* Raw data:
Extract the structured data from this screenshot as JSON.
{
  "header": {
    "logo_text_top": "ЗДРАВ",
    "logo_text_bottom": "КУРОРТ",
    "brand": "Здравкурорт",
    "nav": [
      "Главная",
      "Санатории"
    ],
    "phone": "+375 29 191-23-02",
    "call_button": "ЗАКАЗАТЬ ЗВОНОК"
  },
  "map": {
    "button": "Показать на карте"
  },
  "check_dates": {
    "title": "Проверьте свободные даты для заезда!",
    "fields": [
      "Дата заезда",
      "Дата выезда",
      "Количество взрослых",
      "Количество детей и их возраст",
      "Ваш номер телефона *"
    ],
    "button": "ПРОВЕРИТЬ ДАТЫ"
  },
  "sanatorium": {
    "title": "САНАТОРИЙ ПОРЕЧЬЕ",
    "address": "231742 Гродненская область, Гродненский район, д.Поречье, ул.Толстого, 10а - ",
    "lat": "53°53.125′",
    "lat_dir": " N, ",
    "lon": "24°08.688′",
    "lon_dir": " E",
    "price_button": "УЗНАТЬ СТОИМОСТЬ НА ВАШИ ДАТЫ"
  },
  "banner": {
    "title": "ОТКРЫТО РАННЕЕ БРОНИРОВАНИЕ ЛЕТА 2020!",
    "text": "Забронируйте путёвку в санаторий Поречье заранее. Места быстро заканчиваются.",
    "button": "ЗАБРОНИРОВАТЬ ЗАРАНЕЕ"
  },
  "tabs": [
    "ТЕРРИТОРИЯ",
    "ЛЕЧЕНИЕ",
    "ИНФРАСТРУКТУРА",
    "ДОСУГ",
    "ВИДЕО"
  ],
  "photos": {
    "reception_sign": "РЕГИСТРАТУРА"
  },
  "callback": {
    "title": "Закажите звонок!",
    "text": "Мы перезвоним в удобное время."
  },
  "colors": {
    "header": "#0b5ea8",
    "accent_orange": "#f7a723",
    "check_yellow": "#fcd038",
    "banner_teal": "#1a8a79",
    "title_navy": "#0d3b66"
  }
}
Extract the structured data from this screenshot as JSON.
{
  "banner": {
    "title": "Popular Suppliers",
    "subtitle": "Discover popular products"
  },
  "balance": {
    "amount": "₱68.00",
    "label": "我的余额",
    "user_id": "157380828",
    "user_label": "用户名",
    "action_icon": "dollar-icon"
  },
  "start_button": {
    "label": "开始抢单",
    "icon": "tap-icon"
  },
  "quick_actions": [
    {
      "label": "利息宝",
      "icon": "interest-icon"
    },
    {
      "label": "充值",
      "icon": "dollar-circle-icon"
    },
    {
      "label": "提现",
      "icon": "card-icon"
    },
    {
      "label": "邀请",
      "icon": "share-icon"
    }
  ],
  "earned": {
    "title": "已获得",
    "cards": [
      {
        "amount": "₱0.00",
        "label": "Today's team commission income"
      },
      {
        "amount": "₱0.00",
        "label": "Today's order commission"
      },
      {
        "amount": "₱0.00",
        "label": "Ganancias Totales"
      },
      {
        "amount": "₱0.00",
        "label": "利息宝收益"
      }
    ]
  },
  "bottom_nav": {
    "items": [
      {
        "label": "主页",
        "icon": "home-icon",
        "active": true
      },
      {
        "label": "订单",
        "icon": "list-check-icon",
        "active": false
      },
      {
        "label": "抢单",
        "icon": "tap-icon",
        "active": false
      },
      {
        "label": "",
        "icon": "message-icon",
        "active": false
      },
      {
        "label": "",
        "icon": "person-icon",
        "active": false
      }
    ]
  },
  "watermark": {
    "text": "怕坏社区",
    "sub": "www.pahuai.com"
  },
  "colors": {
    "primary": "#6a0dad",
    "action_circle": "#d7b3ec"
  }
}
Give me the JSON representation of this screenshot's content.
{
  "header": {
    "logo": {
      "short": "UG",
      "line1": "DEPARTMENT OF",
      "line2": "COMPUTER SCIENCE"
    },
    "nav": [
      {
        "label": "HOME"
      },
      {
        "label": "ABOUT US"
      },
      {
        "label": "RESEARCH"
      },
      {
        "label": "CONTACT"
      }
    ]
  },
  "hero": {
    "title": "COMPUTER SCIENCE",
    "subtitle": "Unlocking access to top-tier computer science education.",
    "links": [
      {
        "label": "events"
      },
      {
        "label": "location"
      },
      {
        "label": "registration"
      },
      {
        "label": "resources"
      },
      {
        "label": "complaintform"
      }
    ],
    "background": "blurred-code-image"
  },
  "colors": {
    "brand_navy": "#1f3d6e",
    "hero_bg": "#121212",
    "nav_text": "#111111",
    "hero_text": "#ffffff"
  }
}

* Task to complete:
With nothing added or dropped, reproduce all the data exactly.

* Solved exercise:
Extract the structured data from this screenshot as JSON.
{
  "header": {
    "logo_text_top": "ЗДРАВ",
    "logo_text_bottom": "КУРОРТ",
    "brand": "Здравкурорт",
    "nav": [
      "Главная",
      "Санатории"
    ],
    "phone": "+375 29 191-23-02",
    "call_button": "ЗАКАЗАТЬ ЗВОНОК"
  },
  "map": {
    "button": "Показать на карте"
  },
  "check_dates": {
    "title": "Проверьте свободные даты для заезда!",
    "fields": [
      "Дата заезда",
      "Дата выезда",
      "Количество взрослых",
      "Количество детей и их возраст",
      "Ваш номер телефона *"
    ],
    "button": "ПРОВЕРИТЬ ДАТЫ"
  },
  "sanatorium": {
    "title": "САНАТОРИЙ ПОРЕЧЬЕ",
    "address": "231742 Гродненская область, Гродненский район, д.Поречье, ул.Толстого, 10а - ",
    "lat": "53°53.125′",
    "lat_dir": " N, ",
    "lon": "24°08.688′",
    "lon_dir": " E",
    "price_button": "УЗНАТЬ СТОИМОСТЬ НА ВАШИ ДАТЫ"
  },
  "banner": {
    "title": "ОТКРЫТО РАННЕЕ БРОНИРОВАНИЕ ЛЕТА 2020!",
    "text": "Забронируйте путёвку в санаторий Поречье заранее. Места быстро заканчиваются.",
    "button": "ЗАБРОНИРОВАТЬ ЗАРАНЕЕ"
  },
  "tabs": [
    "ТЕРРИТОРИЯ",
    "ЛЕЧЕНИЕ",
    "ИНФРАСТРУКТУРА",
    "ДОСУГ",
    "ВИДЕО"
  ],
  "photos": {
    "reception_sign": "РЕГИСТРАТУРА"
  },
  "callback": {
    "title": "Закажите звонок!",
    "text": "Мы перезвоним в удобное время."
  },
  "colors": {
    "header": "#0b5ea8",
    "accent_orange": "#f7a723",
    "check_yellow": "#fcd038",
    "banner_teal": "#1a8a79",
    "title_navy": "#0d3b66"
  }
}
Extract the structured data from this screenshot as JSON.
{
  "banner": {
    "title": "Popular Suppliers",
    "subtitle": "Discover popular products"
  },
  "balance": {
    "amount": "₱68.00",
    "label": "我的余额",
    "user_id": "157380828",
    "user_label": "用户名",
    "action_icon": "dollar-icon"
  },
  "start_button": {
    "label": "开始抢单",
    "icon": "tap-icon"
  },
  "quick_actions": [
    {
      "label": "利息宝",
      "icon": "interest-icon"
    },
    {
      "label": "充值",
      "icon": "dollar-circle-icon"
    },
    {
      "label": "提现",
      "icon": "card-icon"
    },
    {
      "label": "邀请",
      "icon": "share-icon"
    }
  ],
  "earned": {
    "title": "已获得",
    "cards": [
      {
        "amount": "₱0.00",
        "label": "Today's team commission income"
      },
      {
        "amount": "₱0.00",
        "label": "Today's order commission"
      },
      {
        "amount": "₱0.00",
        "label": "Ganancias Totales"
      },
      {
        "amount": "₱0.00",
        "label": "利息宝收益"
      }
    ]
  },
  "bottom_nav": {
    "items": [
      {
        "label": "主页",
        "icon": "home-icon",
        "active": true
      },
      {
        "label": "订单",
        "icon": "list-check-icon",
        "active": false
      },
      {
        "label": "抢单",
        "icon": "tap-icon",
        "active": false
      },
      {
        "label": "",
        "icon": "message-icon",
        "active": false
      },
      {
        "label": "",
        "icon": "person-icon",
        "active": false
      }
    ]
  },
  "watermark": {
    "text": "怕坏社区",
    "sub": "www.pahuai.com"
  },
  "colors": {
    "primary": "#6a0dad",
    "action_circle": "#d7b3ec"
  }
}
Give me the JSON representation of this screenshot's content.
{
  "header": {
    "logo": {
      "short": "UG",
      "line1": "DEPARTMENT OF",
      "line2": "COMPUTER SCIENCE"
    },
    "nav": [
      {
        "label": "HOME"
      },
      {
        "label": "ABOUT US"
      },
      {
        "label": "RESEARCH"
      },
      {
        "label": "CONTACT"
      }
    ]
  },
  "hero": {
    "title": "COMPUTER SCIENCE",
    "subtitle": "Unlocking access to top-tier computer science education.",
    "links": [
      {
        "label": "events"
      },
      {
        "label": "location"
      },
      {
        "label": "registration"
      },
      {
        "label": "resources"
      },
      {
        "label": "complaintform"
      }
    ],
    "background": "blurred-code-image"
  },
  "colors": {
    "brand_navy": "#1f3d6e",
    "hero_bg": "#121212",
    "nav_text": "#111111",
    "hero_text": "#ffffff"
  }
}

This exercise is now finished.